Wednesday, January 10, 2018

Interesting Information in our First Liberty Newsletter

Liberty sends members a monthly newsletter with articles of interest, reminders on Liberty practices and other information helpful to members.

One piece of information we thought was particularly interesting was found at the bottom of the newsletter. I’ve often wondered, as have many people who are aware we’ve joined Liberty, how much money Liberty receives in shares in a given month and how much they pay out for medical expenses. At the bottom of the newsletter Liberty provided this information. Obviously, if the amount of money Liberty pays out is much higher than what we receive, this could eventually lead to higher monthly share amounts or higher unshareable amounts. Below is the information from December: 

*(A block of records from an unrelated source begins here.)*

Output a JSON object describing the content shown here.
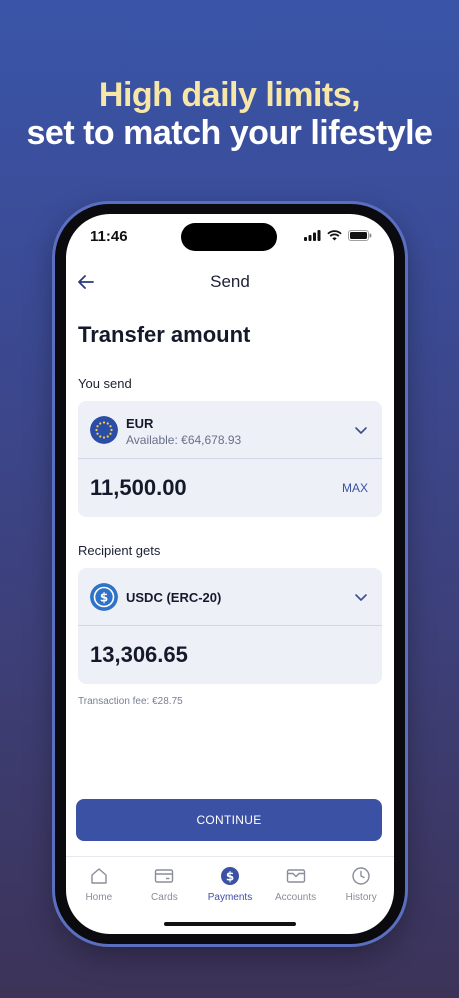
{
  "headline": {
    "line1": "High daily limits,",
    "line2": "set to match your lifestyle"
  },
  "status_bar": {
    "time": "11:46",
    "icons": [
      "signal-icon",
      "wifi-icon",
      "battery-icon"
    ]
  },
  "app_bar": {
    "back_icon": "arrow-left-icon",
    "title": "Send"
  },
  "page_title": "Transfer amount",
  "you_send": {
    "label": "You send",
    "currency": "EUR",
    "available": "Available: €64,678.93",
    "amount": "11,500.00",
    "max_label": "MAX"
  },
  "recipient_gets": {
    "label": "Recipient gets",
    "currency": "USDC (ERC-20)",
    "amount": "13,306.65"
  },
  "fee": "Transaction fee: €28.75",
  "continue_label": "CONTINUE",
  "tabs": [
    {
      "label": "Home",
      "icon": "home-icon"
    },
    {
      "label": "Cards",
      "icon": "card-icon"
    },
    {
      "label": "Payments",
      "icon": "dollar-icon",
      "active": true
    },
    {
      "label": "Accounts",
      "icon": "wallet-icon"
    },
    {
      "label": "History",
      "icon": "clock-icon"
    }
  ],
  "colors": {
    "accent": "#3b51a3",
    "headline_highlight": "#f6e6a8"
  }
}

First off, I think it’s great that Liberty is this transparent with members about what is received and what is paid out. After all, the members serve as the community and this isn’t traditional insurance. I think the transparency builds confidence. It will be interesting to see how these numbers change. If there’s a month that deserves an asterisk it’s one where payments of medical expenses (paid out) exceed what was shared (paid in) by $9M. Liberty is able to review this information in the context of past months and similar periods so they have far better information to determine if this is a trend or not. Nonetheless, I appreciate the transparency and thought it was an interesting piece of information to share from the newsletter. 

It’s Officially 2018 and We’re on to Liberty…Membership Cards and an Initial Trip to the Pharmacy

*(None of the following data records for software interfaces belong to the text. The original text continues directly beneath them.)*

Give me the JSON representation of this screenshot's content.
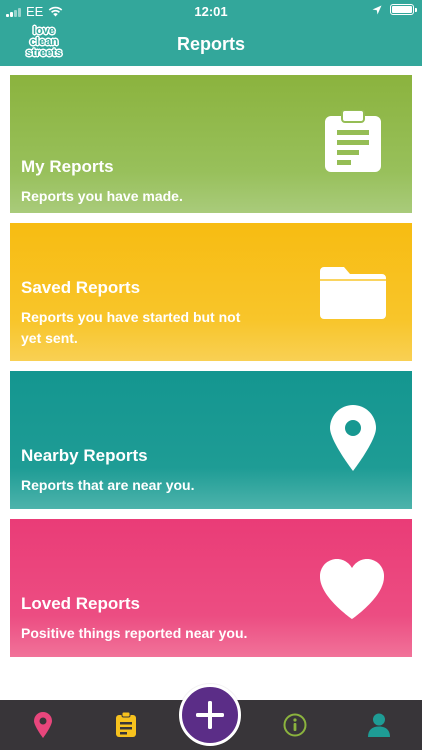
{
  "status_bar": {
    "carrier": "EE",
    "time": "12:01"
  },
  "header": {
    "logo_lines": [
      "love",
      "clean",
      "streets"
    ],
    "title": "Reports"
  },
  "cards": [
    {
      "title": "My Reports",
      "subtitle": "Reports you have made.",
      "icon": "clipboard-icon"
    },
    {
      "title": "Saved Reports",
      "subtitle_lines": [
        "Reports you have started but not",
        "yet sent."
      ],
      "icon": "folder-icon"
    },
    {
      "title": "Nearby Reports",
      "subtitle": "Reports that are near you.",
      "icon": "map-pin-icon"
    },
    {
      "title": "Loved Reports",
      "subtitle": "Positive things reported near you.",
      "icon": "heart-icon"
    }
  ],
  "tab_bar": {
    "items": [
      {
        "icon": "map-pin-icon",
        "color": "#e8467c"
      },
      {
        "icon": "clipboard-icon",
        "color": "#f7c21e"
      },
      {
        "icon": "plus-icon",
        "color": "#5b2d87"
      },
      {
        "icon": "info-icon",
        "color": "#8bb33e"
      },
      {
        "icon": "user-icon",
        "color": "#1e9c95"
      }
    ]
  },
  "colors": {
    "teal": "#33a79b",
    "green": "#8bb33e",
    "yellow": "#f7bc12",
    "pink": "#ea3c77",
    "purple": "#5b2d87",
    "tab_bg": "#383539"
  }
}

When the clock struck midnight on the east coast our traditional health insurance officially expired and our stint as Liberty Healthshare members began. As our family traveled back from our holiday destination my wife and I did have a moment where this sunk in. It wasn't a bad feeling, it was just an acknowledgment that we’re under a new system and prepare for the change. We are actually excited about seeing how things work.

As we turned to the new year I was interested in receiving our Liberty Healthshare member cards. Similar to traditional insurance, these are the cards Liberty suggests you provide to your healthcare provider instructing them where to send bills and coordinate payment. In my conversations with my primary healthcare provider, it sounds as if they won’t care if I have this card or not – they don’t view Liberty as an insurer so they’ll just send me the bill. Nonetheless, I’m interested in trying it out and would like to receive the card. If I don’t receive the card by the end of next week I’ll give Liberty a call. 

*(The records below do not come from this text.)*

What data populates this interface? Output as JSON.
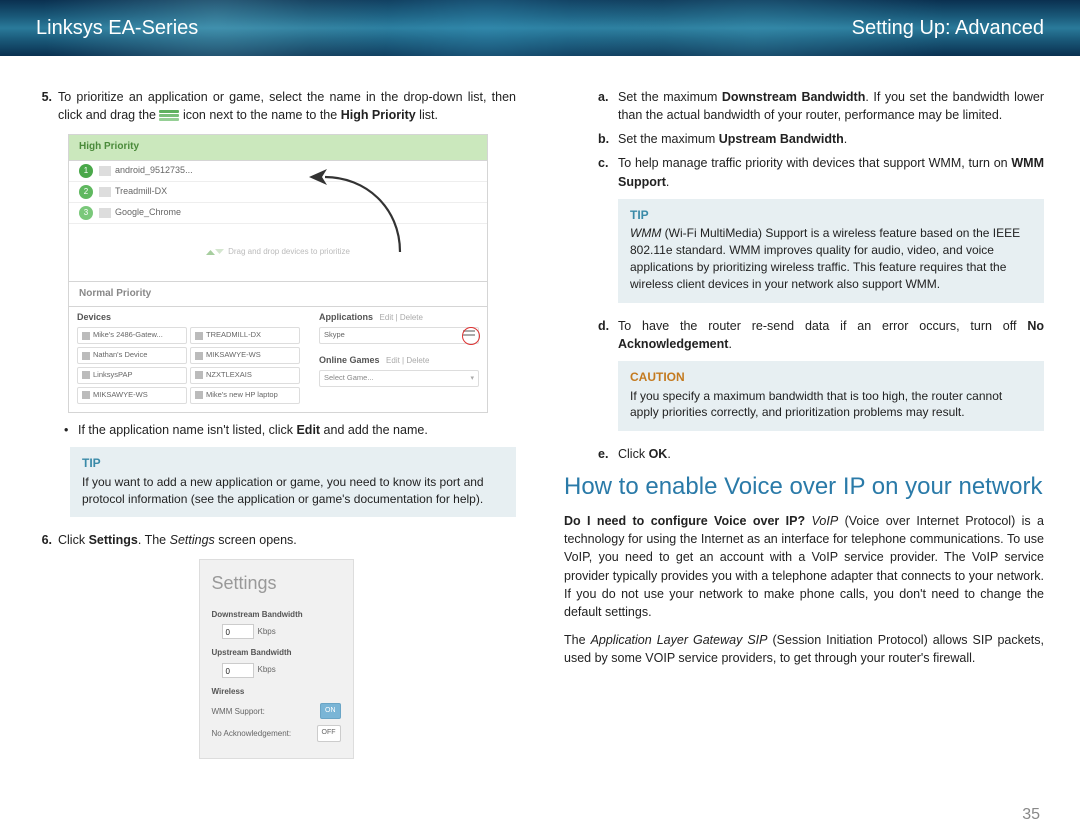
{
  "banner": {
    "left": "Linksys EA-Series",
    "right": "Setting Up: Advanced"
  },
  "left_col": {
    "step5": {
      "num": "5.",
      "pre": "To prioritize an application or game, select the name in the drop-down list, then click and drag the ",
      "post": " icon next to the name to the ",
      "bold": "High Priority",
      "tail": " list."
    },
    "priority_panel": {
      "hp_title": "High Priority",
      "rows": [
        {
          "n": "1",
          "name": "android_9512735..."
        },
        {
          "n": "2",
          "name": "Treadmill-DX"
        },
        {
          "n": "3",
          "name": "Google_Chrome"
        }
      ],
      "dropzone": "Drag and drop devices to prioritize",
      "np_title": "Normal Priority",
      "devices_label": "Devices",
      "devices": [
        "Mike's 2486-Gatew...",
        "TREADMILL-DX",
        "Nathan's Device",
        "MIKSAWYE-WS",
        "LinksysPAP",
        "NZXTLEXAIS",
        "MIKSAWYE-WS",
        "Mike's new HP laptop"
      ],
      "apps_label": "Applications",
      "apps_hint": "Edit  |  Delete",
      "app_selected": "Skype",
      "games_label": "Online Games",
      "games_hint": "Edit  |  Delete",
      "game_select": "Select Game..."
    },
    "bullet": {
      "pre": "If the application name isn't listed, click ",
      "bold": "Edit",
      "post": " and add the name."
    },
    "tip": {
      "title": "TIP",
      "body": "If you want to add a new application or game, you need to know its port and protocol information (see the application or game's documentation for help)."
    },
    "step6": {
      "num": "6.",
      "pre": "Click ",
      "bold": "Settings",
      "post": ". The ",
      "ital": "Settings",
      "tail": " screen opens."
    },
    "settings_panel": {
      "title": "Settings",
      "down_label": "Downstream Bandwidth",
      "down_val": "0",
      "up_label": "Upstream Bandwidth",
      "up_val": "0",
      "unit": "Kbps",
      "wireless": "Wireless",
      "wmm": "WMM Support:",
      "wmm_state": "ON",
      "noack": "No Acknowledgement:",
      "noack_state": "OFF"
    }
  },
  "right_col": {
    "a": {
      "l": "a.",
      "pre": "Set the maximum ",
      "b1": "Downstream Bandwidth",
      "post": ". If you set the bandwidth lower than the actual bandwidth of your router, performance may be limited."
    },
    "b": {
      "l": "b.",
      "pre": "Set the maximum ",
      "b1": "Upstream Bandwidth",
      "post": "."
    },
    "c": {
      "l": "c.",
      "pre": "To help manage traffic priority with devices that support WMM, turn on ",
      "b1": "WMM Support",
      "post": "."
    },
    "tip": {
      "title": "TIP",
      "lead_i": "WMM",
      "body": " (Wi-Fi MultiMedia) Support is a wireless feature based on the IEEE 802.11e standard. WMM improves quality for audio, video, and voice applications by prioritizing wireless traffic. This feature requires that the wireless client devices in your network also support WMM."
    },
    "d": {
      "l": "d.",
      "pre": "To have the router re-send data if an error occurs, turn off ",
      "b1": "No Acknowledgement",
      "post": "."
    },
    "caution": {
      "title": "CAUTION",
      "body": "If you specify a maximum bandwidth that is too high, the router cannot apply priorities correctly, and prioritization problems may result."
    },
    "e": {
      "l": "e.",
      "pre": "Click ",
      "b1": "OK",
      "post": "."
    },
    "h2": "How to enable Voice over IP on your network",
    "para1": {
      "lead_b": "Do I need to configure Voice over IP?",
      "lead_i": " VoIP",
      "body": " (Voice over Internet Protocol) is a technology for using the Internet as an interface for telephone communications. To use VoIP, you need to get an account with a VoIP service provider. The VoIP service provider typically provides you with a telephone adapter that connects to your network. If you do not use your network to make phone calls, you don't need to change the default settings."
    },
    "para2": {
      "pre": "The ",
      "ital": "Application Layer Gateway SIP",
      "post": " (Session Initiation Protocol) allows SIP packets, used by some VOIP service providers, to get through your router's firewall."
    }
  },
  "pagenum": "35"
}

On another note, we did receive membership cards for the SavNet program. The SavNet program provides discounts on prescription drugs and other healthcare services including dental, hearing, vision and chiropractic services. While this is not insurance, it does provide discounts when you present the cards at eligible providers. We’ve found most pharmacies in our area work with SavNet. Membership in SavNet is included in the $449 family monthly sharing amount.

There are two cards that Liberty sends to you – the Pharmacy Program and the Health Savings Program. To be clear, the Health Savings Program is not equivalent to the Health Savings Account. It is what is presented at participating dental, vision, hearing and chiropractic providers.

Within the last few days, my wife had to pick up a routine prescription at our local drugstore. I had not informed her we received the SavNet card yet so she paid for the prescription as a self-pay customer. She received a self-pay discount at the pharmacy and her cost, for this routine prescription, was approximately $15. We had done research prior to joining Liberty to understand what the unsubsidized cost would be for this prescription and this experience was in line with our expectations. It will be interesting to see what the cost is with the SavNet card. My wife said our cost for the prescription under our past plan was approximately $7-8.

We’ll let you know when we receive our Liberty Healthshare member card and if it means anything to our providers. Stay tuned.